Child Poverty Figures Make 'Grim Reading' Despite Iain Duncan Smith Hailing Modest Fall As 'Vindication'

Parliament TV

Iain Duncan Smith, the Work and Pensions Secretary, has hailed the number of children living in relative poverty in UK falling to its lowest level since the 1980s as a "vindication" of the Government's agenda - despite campaigners saying the numbers make "grim reading".

The figure stands at 2.3 million for 2013-14, down 100,000 on the previous year, which is seen as an "insignificant" change, according to the Department for Work and Pensions.

But the figures showed poverty, defined as 60% of median incomes, was higher than in the past under some measures.

The Child Poverty Action Group highlighted how the 4.1 million children in absolute poverty after housing costs is half-a-million higher than in 2010.

And in households in which at least one person has a disability, the number of individuals in absolute poverty after housing costs rose by 300,000 to 5.6 million - which was statistically "significant".

Against a forecast from the Institute of Fiscal Studies (IFS) that the total number of children in relative low income could soar to 2.5 million, the figures offer ministers the chance to change the definition, which was promised in the Conservative manifesto.

A Whitehall source confirmed to The Huffington Post UK the data would make it "easier" to alter the measure, while Mr Duncan Smith told MPs the current benchmark did not recognise the "range of actions needed to improve children’s life chances".

Alison Garnham, chief executive of the Child Poverty Action Group, argued the Government is not going to meet its target of abolishing child poverty by 2020.

She also suggested £12bn of planned welfare cuts, likely to include the tax credits top-up payment to low-paid workers, would "deepen" the "crisis".

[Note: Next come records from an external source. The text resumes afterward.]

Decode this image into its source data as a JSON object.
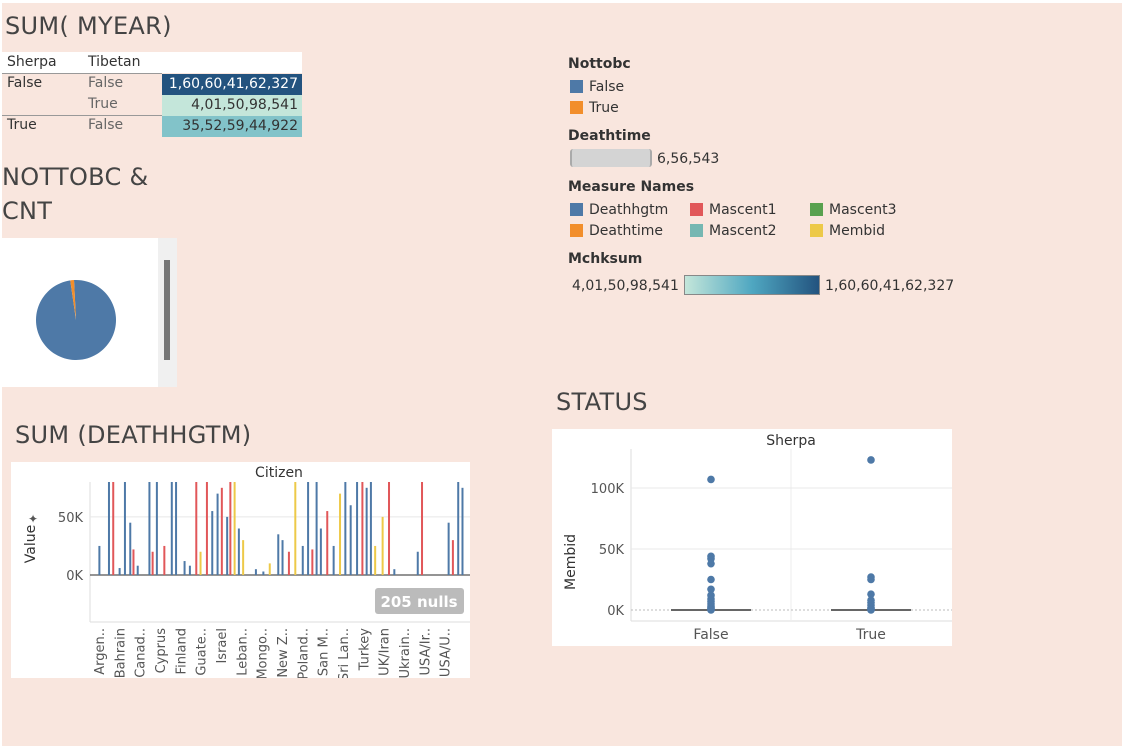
{
  "colors": {
    "deathhgtm": "#4e79a7",
    "deathtime": "#f28e2b",
    "mascent1": "#e15759",
    "mascent2": "#76b7b2",
    "mascent3": "#59a14f",
    "membid": "#edc948",
    "bg": "#f9e6de",
    "dark_cell": "#23537f",
    "light_cell": "#c4e6da",
    "mid_cell": "#82c3c9"
  },
  "sum_myear": {
    "title": "SUM( MYEAR)",
    "headers": [
      "Sherpa",
      "Tibetan"
    ],
    "rows": [
      {
        "sherpa": "False",
        "tibetan": "False",
        "value": "1,60,60,41,62,327"
      },
      {
        "sherpa": "",
        "tibetan": "True",
        "value": "4,01,50,98,541"
      },
      {
        "sherpa": "True",
        "tibetan": "False",
        "value": "35,52,59,44,922"
      }
    ]
  },
  "pie": {
    "title_line1": "NOTTOBC &",
    "title_line2": "CNT",
    "slices": [
      {
        "label": "False",
        "share": 0.985,
        "color": "#4e79a7"
      },
      {
        "label": "True",
        "share": 0.015,
        "color": "#f28e2b"
      }
    ]
  },
  "legends": {
    "nottobc_title": "Nottobc",
    "nottobc_items": [
      {
        "label": "False",
        "color": "#4e79a7"
      },
      {
        "label": "True",
        "color": "#f28e2b"
      }
    ],
    "deathtime_title": "Deathtime",
    "deathtime_value": "6,56,543",
    "measure_title": "Measure Names",
    "measure_items": [
      {
        "label": "Deathhgtm",
        "color": "#4e79a7"
      },
      {
        "label": "Mascent1",
        "color": "#e15759"
      },
      {
        "label": "Mascent3",
        "color": "#59a14f"
      },
      {
        "label": "Deathtime",
        "color": "#f28e2b"
      },
      {
        "label": "Mascent2",
        "color": "#76b7b2"
      },
      {
        "label": "Membid",
        "color": "#edc948"
      }
    ],
    "mchksum_title": "Mchksum",
    "mchksum_min": "4,01,50,98,541",
    "mchksum_max": "1,60,60,41,62,327"
  },
  "deathhgtm": {
    "title": "SUM (DEATHHGTM)",
    "header": "Citizen",
    "ylabel": "Value",
    "nulls_badge": "205 nulls",
    "categories": [
      "Argen..",
      "Bahrain",
      "Canad..",
      "Cyprus",
      "Finland",
      "Guate..",
      "Israel",
      "Leban..",
      "Mongo..",
      "New Z..",
      "Poland..",
      "San M..",
      "Sri Lan..",
      "Turkey",
      "UK/Iran",
      "Ukrain..",
      "USA/Ir..",
      "USA/U.."
    ]
  },
  "status": {
    "title": "STATUS",
    "header": "Sherpa",
    "ylabel": "Membid",
    "x_categories": [
      "False",
      "True"
    ]
  },
  "chart_data": [
    {
      "type": "bar",
      "title": "SUM (DEATHHGTM)",
      "xlabel": "Citizen",
      "ylabel": "Value",
      "ylim": [
        0,
        80000
      ],
      "y_ticks": [
        "0K",
        "50K"
      ],
      "x_tick_labels": [
        "Argen..",
        "Bahrain",
        "Canad..",
        "Cyprus",
        "Finland",
        "Guate..",
        "Israel",
        "Leban..",
        "Mongo..",
        "New Z..",
        "Poland..",
        "San M..",
        "Sri Lan..",
        "Turkey",
        "UK/Iran",
        "Ukrain..",
        "USA/Ir..",
        "USA/U.."
      ],
      "series_colors": {
        "Deathhgtm": "#4e79a7",
        "Mascent1": "#e15759",
        "Membid": "#edc948"
      },
      "bars": [
        {
          "x": 0.6,
          "h": 25000,
          "c": "#4e79a7"
        },
        {
          "x": 1.5,
          "h": 80000,
          "c": "#4e79a7"
        },
        {
          "x": 1.9,
          "h": 80000,
          "c": "#e15759"
        },
        {
          "x": 2.5,
          "h": 6000,
          "c": "#4e79a7"
        },
        {
          "x": 3.0,
          "h": 80000,
          "c": "#4e79a7"
        },
        {
          "x": 3.5,
          "h": 45000,
          "c": "#4e79a7"
        },
        {
          "x": 3.8,
          "h": 22000,
          "c": "#e15759"
        },
        {
          "x": 4.2,
          "h": 8000,
          "c": "#4e79a7"
        },
        {
          "x": 5.3,
          "h": 80000,
          "c": "#4e79a7"
        },
        {
          "x": 5.6,
          "h": 20000,
          "c": "#e15759"
        },
        {
          "x": 6.0,
          "h": 80000,
          "c": "#4e79a7"
        },
        {
          "x": 6.7,
          "h": 25000,
          "c": "#e15759"
        },
        {
          "x": 7.4,
          "h": 80000,
          "c": "#4e79a7"
        },
        {
          "x": 7.8,
          "h": 80000,
          "c": "#4e79a7"
        },
        {
          "x": 8.6,
          "h": 12000,
          "c": "#4e79a7"
        },
        {
          "x": 9.1,
          "h": 8000,
          "c": "#4e79a7"
        },
        {
          "x": 9.7,
          "h": 80000,
          "c": "#e15759"
        },
        {
          "x": 10.1,
          "h": 20000,
          "c": "#edc948"
        },
        {
          "x": 10.7,
          "h": 80000,
          "c": "#e15759"
        },
        {
          "x": 11.2,
          "h": 55000,
          "c": "#4e79a7"
        },
        {
          "x": 11.7,
          "h": 70000,
          "c": "#4e79a7"
        },
        {
          "x": 12.1,
          "h": 75000,
          "c": "#e15759"
        },
        {
          "x": 12.6,
          "h": 50000,
          "c": "#4e79a7"
        },
        {
          "x": 12.9,
          "h": 80000,
          "c": "#e15759"
        },
        {
          "x": 13.3,
          "h": 80000,
          "c": "#edc948"
        },
        {
          "x": 13.7,
          "h": 40000,
          "c": "#4e79a7"
        },
        {
          "x": 14.1,
          "h": 30000,
          "c": "#edc948"
        },
        {
          "x": 15.3,
          "h": 5000,
          "c": "#4e79a7"
        },
        {
          "x": 16.0,
          "h": 3000,
          "c": "#4e79a7"
        },
        {
          "x": 16.6,
          "h": 10000,
          "c": "#edc948"
        },
        {
          "x": 17.4,
          "h": 35000,
          "c": "#4e79a7"
        },
        {
          "x": 17.8,
          "h": 30000,
          "c": "#4e79a7"
        },
        {
          "x": 18.4,
          "h": 20000,
          "c": "#e15759"
        },
        {
          "x": 19.0,
          "h": 80000,
          "c": "#edc948"
        },
        {
          "x": 19.7,
          "h": 25000,
          "c": "#4e79a7"
        },
        {
          "x": 20.2,
          "h": 80000,
          "c": "#4e79a7"
        },
        {
          "x": 20.6,
          "h": 22000,
          "c": "#e15759"
        },
        {
          "x": 21.0,
          "h": 80000,
          "c": "#4e79a7"
        },
        {
          "x": 21.4,
          "h": 40000,
          "c": "#4e79a7"
        },
        {
          "x": 22.0,
          "h": 55000,
          "c": "#e15759"
        },
        {
          "x": 22.6,
          "h": 25000,
          "c": "#4e79a7"
        },
        {
          "x": 23.2,
          "h": 70000,
          "c": "#edc948"
        },
        {
          "x": 23.7,
          "h": 80000,
          "c": "#4e79a7"
        },
        {
          "x": 24.2,
          "h": 60000,
          "c": "#4e79a7"
        },
        {
          "x": 24.8,
          "h": 80000,
          "c": "#4e79a7"
        },
        {
          "x": 25.3,
          "h": 80000,
          "c": "#e15759"
        },
        {
          "x": 25.7,
          "h": 75000,
          "c": "#4e79a7"
        },
        {
          "x": 26.1,
          "h": 80000,
          "c": "#4e79a7"
        },
        {
          "x": 26.5,
          "h": 25000,
          "c": "#edc948"
        },
        {
          "x": 27.2,
          "h": 50000,
          "c": "#edc948"
        },
        {
          "x": 27.8,
          "h": 80000,
          "c": "#e15759"
        },
        {
          "x": 28.3,
          "h": 5000,
          "c": "#4e79a7"
        },
        {
          "x": 30.5,
          "h": 20000,
          "c": "#4e79a7"
        },
        {
          "x": 30.9,
          "h": 80000,
          "c": "#e15759"
        },
        {
          "x": 33.4,
          "h": 45000,
          "c": "#4e79a7"
        },
        {
          "x": 33.8,
          "h": 30000,
          "c": "#e15759"
        },
        {
          "x": 34.3,
          "h": 80000,
          "c": "#4e79a7"
        },
        {
          "x": 34.7,
          "h": 75000,
          "c": "#4e79a7"
        }
      ]
    },
    {
      "type": "scatter",
      "title": "STATUS",
      "xlabel": "Sherpa",
      "ylabel": "Membid",
      "categories": [
        "False",
        "True"
      ],
      "ylim": [
        -8000,
        130000
      ],
      "y_ticks": [
        "0K",
        "50K",
        "100K"
      ],
      "series": [
        {
          "name": "False",
          "values": [
            107000,
            44000,
            42000,
            38000,
            25000,
            17000,
            12000,
            9000,
            7000,
            5000,
            3000,
            2000,
            1000,
            500,
            0
          ]
        },
        {
          "name": "True",
          "values": [
            123000,
            27000,
            25000,
            13000,
            8000,
            6000,
            4000,
            2000,
            1000,
            500,
            0
          ]
        }
      ]
    }
  ]
}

"You don't tackle child poverty by slashing targeted help for children in low income families and then claiming money doesn't matter," she said, going on to dismiss the Government's flagship plan to turn around "troubled families" as the solution.

She said: “The root causes of child poverty are not to be found in parents’ behaviour.

"It is low pay, the lack of adequate childcare, and cuts to children’s benefits we should look to for an explanation of child poverty and not to parents who struggle daily to protect their children against its worst effects."

Going on to call for a "triple lock" afforded to pensions to apply to cuts to child benefit, she concluded the figures make "grim reading for anyone looking for progress on child poverty".

The IFS also urged caution over any celebration, saying incomes have only "inched" towards the pre-recession levels and that there was "little or no change in poverty rates" for the population as a whole or pensioners, working-age adults and children in particular.

The think-tank warned too that headline figures were based on the "discredited" Retail Price Index measure of inflation.

The statistic the Government was most anxious to point to was the percentage of children in relative poverty before housing costs remaining flat at 17% - its lowest level since the 1980s.

In the House of Commons, Mr Duncan Smith this morning said: "Today's figures are a vindication of our approach.

"If you tackle the root causes of poverty, even under a measure of poverty that I have consistently described as flawed, you can still have an impact."

But Labour's Shadow Chancellor Chris Leslie said the flat figures showed "progress has slowed to a snail's pace".

Frank Field, the Labour MP recently elected chairman of the Work and Pensions Select Committee, congratulated Mr Duncan Smith for "a PR success in winding up the media that they would be the worst figures ever".

David Cameron on Monday said the child poverty measure was "absurd", arguing a modest increase in the state pension would distort the numbers - the increase in income dragging more children into the poverty bracket.

The Huffington Post reported yesterday how the Government is considering replacing or amending the Child Poverty Act, brought in by Labour, to establish "new measures".